Paul's sculptures are born out of a desire to capture a creature in an 'instance in time'. Often inspired by his time on the riverbank, these snapshots seek to reproduce every motion, character, and aspect of the fish at a precise moment. To do this, a sculpture is first drawn, and redrawn, on paper. This image is then crafted into a physical model, sculpted out of clay over the course of several weeks. Following the creation of a clay model, it is then time to cast the fish in bronze using the 'Lost Wax' casting process.
"Before a brief description of the Lost Wax process used to founder my fish is given, I would first like to acknowledge and offer sincere thanks to all those at the Castle Fine Arts Foundry. Without the discerning skills, patience, and attention to detail of those at the foundry, the ultimate transition from clay to bronze would not be possible" - Paul Dady

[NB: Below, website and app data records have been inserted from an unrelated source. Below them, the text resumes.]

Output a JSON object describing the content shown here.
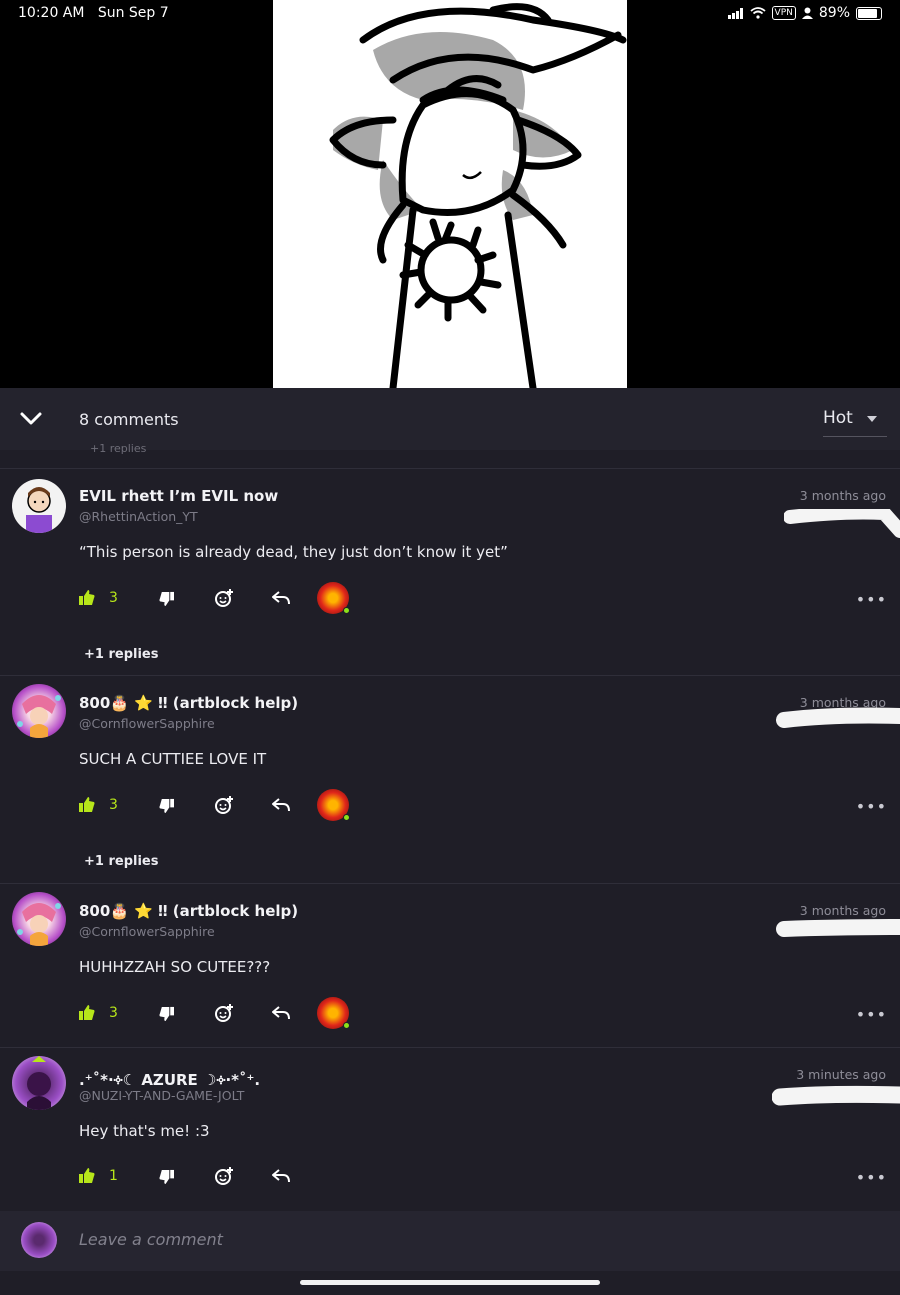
{
  "status_bar": {
    "time": "10:20 AM",
    "date": "Sun Sep 7",
    "vpn_label": "VPN",
    "battery_percent": "89%",
    "battery_level": 0.89
  },
  "comments_header": {
    "count_label": "8 comments",
    "sort_selected": "Hot",
    "faded_replies": "+1 replies"
  },
  "comments": [
    {
      "username": "EVIL rhett I’m EVIL now",
      "handle": "@RhettinAction_YT",
      "timestamp": "3 months ago",
      "text": "“This person is already dead, they just don’t know it yet”",
      "likes": "3",
      "replies": "+1 replies"
    },
    {
      "username": "800🎂 ⭐ ‼ (artblock help)",
      "handle": "@CornflowerSapphire",
      "timestamp": "3 months ago",
      "text": "SUCH A CUTTIEE LOVE IT",
      "likes": "3",
      "replies": "+1 replies"
    },
    {
      "username": "800🎂 ⭐ ‼ (artblock help)",
      "handle": "@CornflowerSapphire",
      "timestamp": "3 months ago",
      "text": "HUHHZZAH SO CUTEE???",
      "likes": "3"
    },
    {
      "username": ".⁺˚*·༓☾ AZURE ☽༓·*˚⁺.",
      "handle": "@NUZI-YT-AND-GAME-JOLT",
      "timestamp": "3 minutes ago",
      "text": "Hey that's me! :3",
      "likes": "1"
    }
  ],
  "composer": {
    "placeholder": "Leave a comment"
  },
  "colors": {
    "panel_bg": "#1f1e27",
    "like_accent": "#b7e61a"
  }
}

Through the Lost Wax casting process, Paul's sculptures are created using the same techniques and methods employed for over six thousand years. Evidence of the casting of metals using the Lost Wax process have been discovered in the Middle East dating from as early as 4500 BC. Whilst advancements in the materials used have been made since that time, the process itself still remains unaltered.

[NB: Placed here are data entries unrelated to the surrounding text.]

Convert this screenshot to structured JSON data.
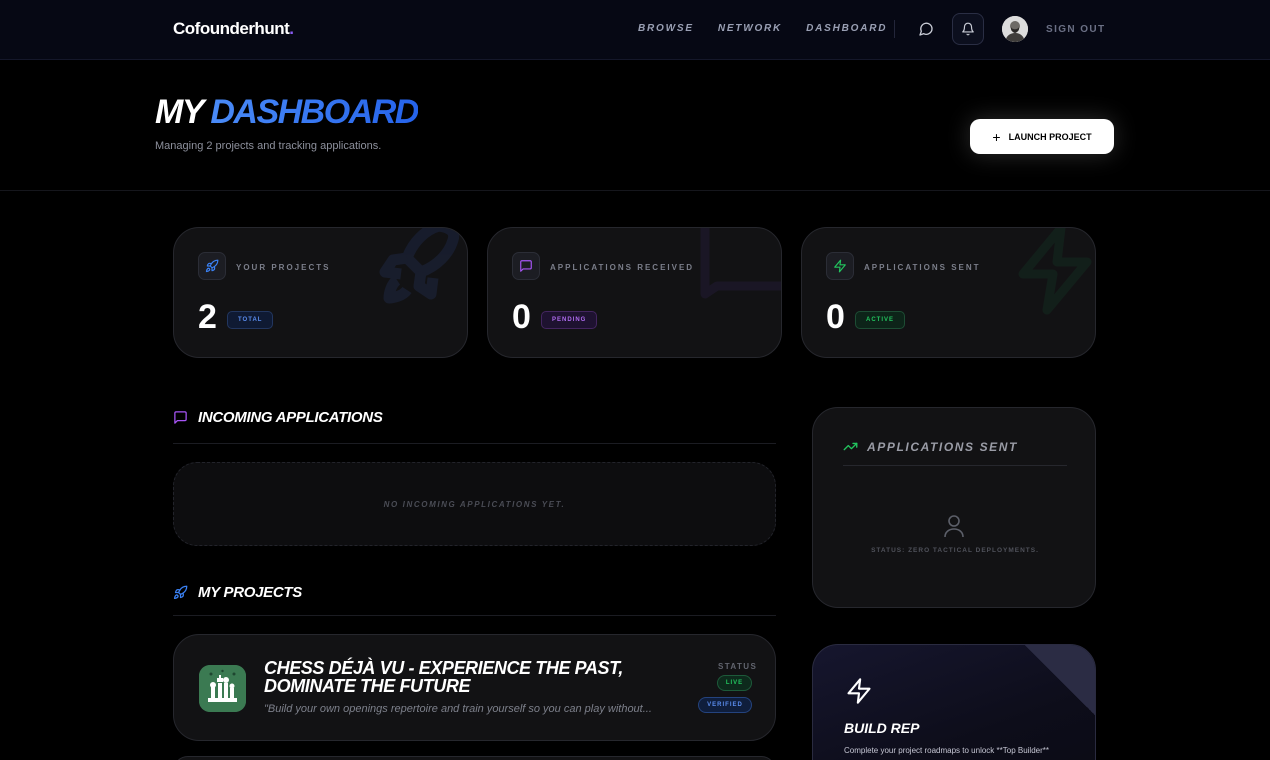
{
  "nav": {
    "brand": "Cofounderhunt",
    "brand_dot": ".",
    "links": [
      "BROWSE",
      "NETWORK",
      "DASHBOARD"
    ],
    "sign_out": "SIGN OUT"
  },
  "hero": {
    "title_main": "MY",
    "title_accent": "DASHBOARD",
    "subtitle": "Managing 2 projects and tracking applications.",
    "launch_plus": "+",
    "launch_label": "LAUNCH PROJECT"
  },
  "stats": [
    {
      "label": "YOUR PROJECTS",
      "value": "2",
      "badge": "TOTAL",
      "icon": "rocket-icon",
      "color": "#3b82f6"
    },
    {
      "label": "APPLICATIONS RECEIVED",
      "value": "0",
      "badge": "PENDING",
      "icon": "message-icon",
      "color": "#a855f7"
    },
    {
      "label": "APPLICATIONS SENT",
      "value": "0",
      "badge": "ACTIVE",
      "icon": "bolt-icon",
      "color": "#22c55e"
    }
  ],
  "incoming": {
    "title": "INCOMING APPLICATIONS",
    "empty": "NO INCOMING APPLICATIONS YET."
  },
  "projects": {
    "title": "MY PROJECTS",
    "items": [
      {
        "title": "CHESS DÉJÀ VU - EXPERIENCE THE PAST, DOMINATE THE FUTURE",
        "description": "\"Build your own openings repertoire and train yourself so you can play without...",
        "status_label": "STATUS",
        "status": "LIVE",
        "verified": "VERIFIED"
      }
    ]
  },
  "sent_panel": {
    "title": "APPLICATIONS SENT",
    "status": "STATUS: ZERO TACTICAL DEPLOYMENTS."
  },
  "rep": {
    "title": "BUILD REP",
    "description": "Complete your project roadmaps to unlock **Top Builder**"
  }
}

From the Artist’s original sculpture, in this case created in clay, a silicone mould is taken. For sculptures such as Paul's, which are often too complex to be conducive to an even investment (flow) of bronze, then various aspects of the work may be detached from the original and moulded separately to be reattached at a later point.
After removal of the original clay work, molten wax is then poured into the silicone mould. The wax is left to harden. The silicon mould is then removed leaving an exact wax replica of the original pieces.
At this point numerous ducts known as sprues, are added at key places on the wax, to allow both a clean draining of the wax, and later an unchecked flow of bronze (investment) in the final casting. The wax replica including the sprues, are then coated in several seperate layers of ceramic until a thick cast is formed, at which point it is then left to harden.
Once hardened, the ceramic is heated to melt and drain the wax from the cast through the sprues (thus giving the Lost Wax process its name). This leaves a hollow shell of hardened ceramic which once heated and protected, will be able to take the molten bronze. As the bronze is poured, trapped air and gasses escape through the sprues, allowing the bronze to flow unhindered into all parts of the shell.
After the bronze has cooled and hardened, the ceramic is struck away to reveal the final bronze sculpture. At this point the components are skillfully reassembled, joints are meticulously aligned, fixed, and chased and any founding blemishes amended.
The exact facsimile of the artist’s original work in bronze can then be patinated. This is achieved by the skillful acceleration of the naturally occurring process of oxidation, done by the repeated application of selective acids and heat. Once the desired finish is achieved, the effect is sealed and enhanced with a final coating of wax which provides a depth and richness to the finish.